Facebook and Apple are in a fight. Your browsing history is in the middle.

Facebook on Thursday ran its second full-page newspaper advertisement in as many days, attacking Apple's plans to tell iPhone and iPad users when apps are tracking them online.

Apple CEO Tim Cook and Facebook CEO Mark Zuckerberg.Apple; NBC News

Apple and Facebook are going to need each other in the long run, because billions of people want their social media apps to work well on their phones and tablets. But first, the two California tech giants need to settle a brawl that’s playing out in newspaper ads, industry meetings and potentially federal court.

Facebook on Thursday ran its second full-page newspaper advertisement in as many days, attacking Apple's plans to tell iPhone and iPad users when apps are tracking them online.

“Apple plans to roll out a forced software update that will change the internet as we know it — for the worse,” Facebook said in the ad.

It’s a high-stakes and unusually personal fight between two companies that have wide-reaching influence. At the center of the battle is how the advertising-dependent part of the internet is going to work in the years ahead.

In the next few weeks, Apple is planning to roll out a new feature on its devices that will alert people when an app such as Facebook is trying to “track your activity across other companies’ apps and websites.” People will have options such as “Ask App not to Track” or “Allow.”

“Users should know when their data is being collected and shared across other apps and websites — and they should have the choice to allow that or not,” Apple said in a statement. “App Tracking Transparency in iOS 14 does not require Facebook to change its approach to tracking users and creating targeted advertising, it simply requires they give users a choice.”

For Facebook, the possibility that many people will disallow tracking threatens one of the data streams that make its advertising business so lucrative. Facebook uses data such as browsing history to show people ads they’re more likely to want to see, and to prove to marketers that its ads are working.

“Apple’s move isn’t about privacy, it’s about profit,” Facebook said in a statement. It argues that Apple stands to gain if more of the internet becomes subscription-based, because Apple collects commissions from its app store.

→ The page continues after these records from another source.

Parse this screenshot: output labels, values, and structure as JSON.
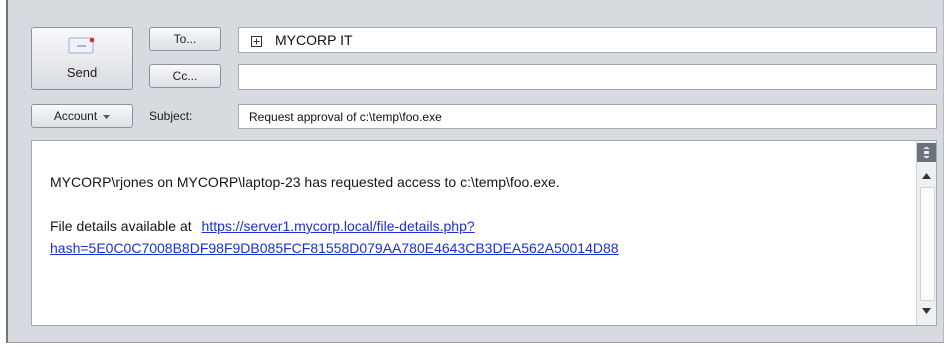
{
  "compose": {
    "send_label": "Send",
    "to_label": "To...",
    "cc_label": "Cc...",
    "account_label": "Account",
    "subject_label": "Subject:",
    "to_value": "MYCORP IT",
    "cc_value": "",
    "subject_value": "Request approval of c:\\temp\\foo.exe"
  },
  "message": {
    "line1": "MYCORP\\rjones on MYCORP\\laptop-23 has requested access to c:\\temp\\foo.exe.",
    "details_prefix": "File details available at",
    "link_part1": "https://server1.mycorp.local/file-details.php?",
    "link_part2": "hash=5E0C0C7008B8DF98F9DB085FCF81558D079AA780E4643CB3DEA562A50014D88"
  },
  "icons": {
    "expand": "plus-in-box",
    "account_dropdown": "triangle-down",
    "scroll_up": "triangle-up",
    "scroll_down": "triangle-down",
    "send": "envelope",
    "scrollbar_top": "collapse-arrows"
  }
}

The two companies, headquartered a 15-minute drive apart, have been circling each other warily for years. Apple CEO Tim Cook has dinged Facebook for “collecting gobs of personal data,” while Facebook CEO Mark Zuckerberg has fired back by calling iPhones an expensive product for the world’s elite, not the masses. Facebook encourages its employees to use rival Android devices.

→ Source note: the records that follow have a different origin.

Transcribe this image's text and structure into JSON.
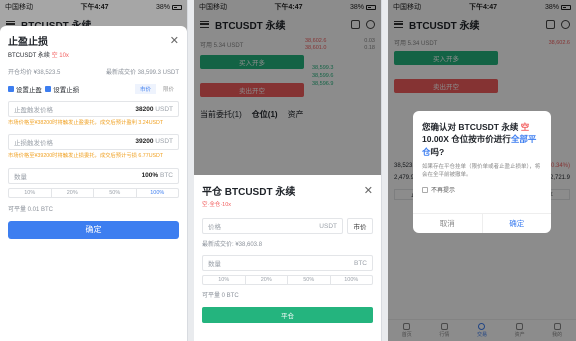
{
  "status": {
    "carrier": "中国移动",
    "time": "下午4:47",
    "battery": "38%"
  },
  "symbol": "BTCUSDT",
  "header": {
    "title": "BTCUSDT 永续"
  },
  "sl_dialog": {
    "title": "止盈止损",
    "subtitle_symbol": "BTCUSDT 永续",
    "subtitle_side": "空 10x",
    "open_price": "开仓均价 ¥38,523.5",
    "last_price": "最新成交价 38,599.3 USDT",
    "tp_check": "设置止盈",
    "sl_check": "设置止损",
    "tab_market": "市价",
    "tab_limit": "限价",
    "tp_label": "止盈触发价格",
    "tp_value": "38200",
    "unit": "USDT",
    "tp_hint": "市场价格至¥38200时将触发止盈委托，成交后预计盈利 3.24USDT",
    "sl_label": "止损触发价格",
    "sl_value": "39200",
    "sl_hint": "市场价格至¥39200时将触发止损委托，成交后预计亏损 6.77USDT",
    "qty_label": "数量",
    "qty_value": "100%",
    "qty_unit": "BTC",
    "percents": [
      "10%",
      "20%",
      "50%",
      "100%"
    ],
    "avail": "可平量 0.01 BTC",
    "confirm": "确定"
  },
  "panel2": {
    "balance": "可用 5.34 USDT",
    "buy_btn": "买入开多",
    "sell_btn": "卖出开空",
    "tabs": [
      "当前委托(1)",
      "仓位(1)",
      "资产"
    ],
    "book": [
      "38,602.6",
      "38,601.0",
      "38,599.3",
      "38,599.6",
      "38,596.9"
    ],
    "book_q": [
      "0.03",
      "0.18",
      "",
      "",
      ""
    ],
    "close_title": "平仓 BTCUSDT 永续",
    "close_sub": "空·全仓·10x",
    "price_label": "价格",
    "price_unit": "USDT",
    "market_btn": "市价",
    "last_price": "最新成交价: ¥38,603.8",
    "qty_label": "数量",
    "qty_unit": "BTC",
    "percents": [
      "10%",
      "20%",
      "50%",
      "100%"
    ],
    "avail": "可平量 0 BTC",
    "close_btn": "平仓"
  },
  "panel3": {
    "confirm_text_a": "您确认对 BTCUSDT 永续 ",
    "confirm_side": "空",
    "confirm_text_b": " 10.00X 仓位按市价进行",
    "confirm_full": "全部平仓",
    "confirm_text_c": "吗?",
    "notice": "如果存在平仓挂单（限价单或者止盈止损单），将会在全平前被撤单。",
    "no_remind": "不再提示",
    "cancel": "取消",
    "ok": "确定",
    "stat_pnl": "-0.78",
    "stat_ratio": "(-0.34%)",
    "stat_price": "38,523.5",
    "stat_size": "2,479.97%",
    "stat_liq": "42,721.9",
    "tp_btn": "止盈止损",
    "close_btn": "平仓",
    "market_close_btn": "市价全平",
    "tabs": [
      "首页",
      "行情",
      "交易",
      "资产",
      "我的"
    ]
  }
}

Last year, Apple caused temporary disarray at Facebook headquarters by shutting off Facebook employees’ access to internal Facebook corporate apps that run on iPhones. Apple had determined that Facebook improperly paid teenagers and others for their smartphone data.

The companies have radically different business models. Facebook last year made $70 billion from advertising, almost its only revenue source. Advertising sales are a small part of Apple’s $275 billion annual revenue, which comes mainly from device sales and app store commissions.

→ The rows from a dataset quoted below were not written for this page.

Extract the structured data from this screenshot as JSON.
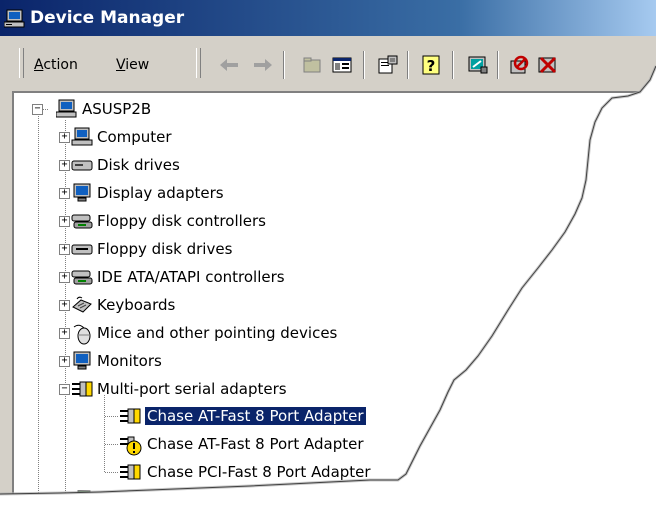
{
  "window": {
    "title": "Device Manager"
  },
  "menu": {
    "action": "Action",
    "view": "View"
  },
  "toolbar": {
    "buttons": [
      "back-arrow",
      "forward-arrow",
      "up-folder",
      "show-hide-tree",
      "properties",
      "help",
      "scan-hardware",
      "disable-device",
      "uninstall-device"
    ]
  },
  "tree": {
    "root": "ASUSP2B",
    "categories": [
      "Computer",
      "Disk drives",
      "Display adapters",
      "Floppy disk controllers",
      "Floppy disk drives",
      "IDE ATA/ATAPI controllers",
      "Keyboards",
      "Mice and other pointing devices",
      "Monitors",
      "Multi-port serial adapters"
    ],
    "devices": [
      "Chase AT-Fast 8 Port Adapter",
      "Chase AT-Fast 8 Port Adapter",
      "Chase PCI-Fast 8 Port Adapter"
    ]
  },
  "colors": {
    "titlebar": "#0a246a",
    "selection": "#0a246a",
    "warning": "#ffd800"
  }
}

Apple has said the new tracking notifications will start to appear in early 2021. Privacy groups such as the Electronic Frontier Foundation support them.

But Facebook is making a last-ditch effort to persuade Apple to back off or compromise with industry standard-setters.With offline ads in newspapers such as The Washington Post and The Wall Street Journal, the social networking company is trying to rally to its side the millions of small businesses who buy ads on Facebook and Instagram.

The latest ad, on Thursday, argues that free online publishers won’t be able to survive if Apple has its way, unless the publishers charge subscriptions — which Apple may get a cut of, thanks to the rules in its app store.

“Take your favorite cooking sites or sports blogs. Most are free because they show advertisements,” Facebook said in its ad. “Apple’s change will limit their ability to run personalized ads. To make ends meet, many will have to start charging you subscription fees or adding more in-app purchases, making the internet much more expensive and reducing high-quality free content.”

Facebook has raised the prospect of antitrust legal action. It said in a blog post that it was committed to providing information to a federal court in an ongoing lawsuit against Apple filed by Epic Games, which is seeking to reduce the fees it pays through the Apple app store.

“We believe Apple is behaving anti-competitively by using their control of the App Store to benefit their bottom line at the expense of app developers and small businesses. We continue to explore ways to address this concern,” Facebook said.

Facebook is battling antitrust complaints from states and the Federal Trade Commission, and both Zuckerberg and Cook have been compared to “emperors.”

Apple, for now, is standing by its plans for tracking notifications and pointing to a long record of advocating for online privacy.

“We believe that this is a simple matter of standing up for our users,” Apple said.